Your instructions = Locate the word "Choose" in the data below, then copy every line that holds it.

Interface dataset entries:
╭──
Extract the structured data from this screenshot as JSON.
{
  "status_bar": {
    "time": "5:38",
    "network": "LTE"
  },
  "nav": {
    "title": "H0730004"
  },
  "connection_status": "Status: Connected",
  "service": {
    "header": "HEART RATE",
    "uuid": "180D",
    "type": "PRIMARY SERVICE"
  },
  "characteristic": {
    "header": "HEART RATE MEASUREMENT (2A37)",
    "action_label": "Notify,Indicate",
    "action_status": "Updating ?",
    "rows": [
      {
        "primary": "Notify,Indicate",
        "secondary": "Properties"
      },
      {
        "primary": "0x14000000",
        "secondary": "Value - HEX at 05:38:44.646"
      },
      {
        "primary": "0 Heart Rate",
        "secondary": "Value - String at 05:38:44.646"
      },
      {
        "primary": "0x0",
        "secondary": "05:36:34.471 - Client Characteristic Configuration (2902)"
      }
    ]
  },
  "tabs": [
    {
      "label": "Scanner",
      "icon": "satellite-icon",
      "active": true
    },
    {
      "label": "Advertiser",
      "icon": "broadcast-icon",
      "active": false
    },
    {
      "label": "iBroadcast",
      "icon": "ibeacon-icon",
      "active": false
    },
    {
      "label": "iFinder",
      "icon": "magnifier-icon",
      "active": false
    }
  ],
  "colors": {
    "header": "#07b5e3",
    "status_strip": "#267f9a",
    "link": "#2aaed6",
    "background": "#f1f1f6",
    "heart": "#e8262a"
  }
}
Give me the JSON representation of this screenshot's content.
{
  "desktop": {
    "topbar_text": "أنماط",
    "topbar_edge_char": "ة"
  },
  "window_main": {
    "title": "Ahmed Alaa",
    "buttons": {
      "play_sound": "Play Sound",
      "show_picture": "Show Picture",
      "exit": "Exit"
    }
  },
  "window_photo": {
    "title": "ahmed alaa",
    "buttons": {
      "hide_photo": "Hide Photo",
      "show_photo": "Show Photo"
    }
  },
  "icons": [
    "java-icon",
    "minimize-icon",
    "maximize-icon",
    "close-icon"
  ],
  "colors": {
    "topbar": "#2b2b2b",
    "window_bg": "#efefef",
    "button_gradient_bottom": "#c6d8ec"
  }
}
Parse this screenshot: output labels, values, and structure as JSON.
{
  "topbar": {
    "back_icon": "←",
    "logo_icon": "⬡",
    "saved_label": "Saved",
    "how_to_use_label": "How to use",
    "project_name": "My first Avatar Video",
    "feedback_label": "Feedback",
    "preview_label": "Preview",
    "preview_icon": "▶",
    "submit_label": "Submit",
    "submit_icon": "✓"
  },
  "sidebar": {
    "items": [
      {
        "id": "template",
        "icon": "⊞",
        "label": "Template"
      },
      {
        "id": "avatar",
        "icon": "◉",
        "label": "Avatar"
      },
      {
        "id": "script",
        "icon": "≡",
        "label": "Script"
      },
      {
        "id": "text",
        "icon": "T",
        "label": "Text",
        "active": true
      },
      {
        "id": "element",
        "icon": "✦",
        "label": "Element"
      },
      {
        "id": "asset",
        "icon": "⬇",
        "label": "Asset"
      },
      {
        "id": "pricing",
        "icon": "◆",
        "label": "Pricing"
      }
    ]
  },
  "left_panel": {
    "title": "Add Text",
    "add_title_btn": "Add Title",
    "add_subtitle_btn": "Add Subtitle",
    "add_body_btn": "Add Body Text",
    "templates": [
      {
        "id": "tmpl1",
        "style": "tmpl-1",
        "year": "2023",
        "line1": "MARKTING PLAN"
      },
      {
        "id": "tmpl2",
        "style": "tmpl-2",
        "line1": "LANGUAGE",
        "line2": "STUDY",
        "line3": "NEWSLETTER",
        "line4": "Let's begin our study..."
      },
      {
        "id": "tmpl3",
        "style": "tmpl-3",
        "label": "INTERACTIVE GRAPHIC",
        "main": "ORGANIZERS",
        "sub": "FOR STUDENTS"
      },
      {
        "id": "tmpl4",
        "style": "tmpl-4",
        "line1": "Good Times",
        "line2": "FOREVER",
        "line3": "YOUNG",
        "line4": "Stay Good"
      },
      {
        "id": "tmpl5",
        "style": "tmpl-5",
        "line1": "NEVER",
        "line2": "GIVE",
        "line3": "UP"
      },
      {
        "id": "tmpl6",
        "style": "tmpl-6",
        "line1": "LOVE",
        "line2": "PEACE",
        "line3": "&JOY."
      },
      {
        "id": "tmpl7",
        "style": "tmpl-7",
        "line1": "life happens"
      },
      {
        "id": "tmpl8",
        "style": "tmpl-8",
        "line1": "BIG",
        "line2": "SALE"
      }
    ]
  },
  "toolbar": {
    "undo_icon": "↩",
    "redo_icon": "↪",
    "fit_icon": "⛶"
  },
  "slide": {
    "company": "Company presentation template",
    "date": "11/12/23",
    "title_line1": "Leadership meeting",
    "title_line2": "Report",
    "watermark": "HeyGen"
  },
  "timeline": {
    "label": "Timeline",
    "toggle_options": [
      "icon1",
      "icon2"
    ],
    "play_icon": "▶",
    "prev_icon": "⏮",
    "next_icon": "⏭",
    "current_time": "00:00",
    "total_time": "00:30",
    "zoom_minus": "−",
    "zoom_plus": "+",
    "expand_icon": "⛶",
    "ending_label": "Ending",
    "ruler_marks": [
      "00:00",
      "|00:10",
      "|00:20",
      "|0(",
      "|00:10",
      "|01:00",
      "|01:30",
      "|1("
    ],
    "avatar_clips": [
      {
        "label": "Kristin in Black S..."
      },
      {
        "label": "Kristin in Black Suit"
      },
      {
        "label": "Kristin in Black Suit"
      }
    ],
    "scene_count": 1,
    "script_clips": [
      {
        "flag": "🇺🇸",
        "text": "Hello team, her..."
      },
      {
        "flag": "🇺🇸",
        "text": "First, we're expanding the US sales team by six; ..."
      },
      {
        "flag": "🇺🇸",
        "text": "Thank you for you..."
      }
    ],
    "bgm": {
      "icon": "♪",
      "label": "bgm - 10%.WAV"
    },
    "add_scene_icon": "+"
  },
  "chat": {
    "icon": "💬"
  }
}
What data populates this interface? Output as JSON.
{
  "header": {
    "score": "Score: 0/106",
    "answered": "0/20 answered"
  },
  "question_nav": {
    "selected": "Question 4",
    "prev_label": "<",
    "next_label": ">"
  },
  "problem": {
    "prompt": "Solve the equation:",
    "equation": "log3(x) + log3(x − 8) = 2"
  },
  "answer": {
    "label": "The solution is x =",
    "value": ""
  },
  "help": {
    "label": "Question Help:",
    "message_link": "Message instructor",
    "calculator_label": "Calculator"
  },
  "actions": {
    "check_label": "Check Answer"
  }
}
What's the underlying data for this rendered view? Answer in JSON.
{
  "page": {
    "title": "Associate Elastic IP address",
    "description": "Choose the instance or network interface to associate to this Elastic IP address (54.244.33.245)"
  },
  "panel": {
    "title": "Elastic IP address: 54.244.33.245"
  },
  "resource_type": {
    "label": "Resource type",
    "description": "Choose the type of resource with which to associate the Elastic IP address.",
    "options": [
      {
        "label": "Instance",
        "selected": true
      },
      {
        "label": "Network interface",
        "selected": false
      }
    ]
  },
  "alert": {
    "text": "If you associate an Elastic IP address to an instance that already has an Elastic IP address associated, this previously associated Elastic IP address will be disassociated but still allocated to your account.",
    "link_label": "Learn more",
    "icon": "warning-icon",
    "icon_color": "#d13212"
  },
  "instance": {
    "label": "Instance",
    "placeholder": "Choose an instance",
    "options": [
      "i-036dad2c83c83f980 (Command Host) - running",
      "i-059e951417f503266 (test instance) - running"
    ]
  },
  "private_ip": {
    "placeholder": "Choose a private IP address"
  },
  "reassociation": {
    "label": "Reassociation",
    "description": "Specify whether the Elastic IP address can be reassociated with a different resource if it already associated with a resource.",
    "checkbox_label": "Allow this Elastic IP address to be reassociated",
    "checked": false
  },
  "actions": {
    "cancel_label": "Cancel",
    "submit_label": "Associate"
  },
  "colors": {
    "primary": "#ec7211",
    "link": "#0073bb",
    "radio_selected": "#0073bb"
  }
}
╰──
Reply =
    "description": "Choose the instance or network interface to associate to this Elastic IP address (54.244.33.245)"
    "description": "Choose the type of resource with which to associate the Elastic IP address.",
    "placeholder": "Choose an instance",
    "placeholder": "Choose a private IP address"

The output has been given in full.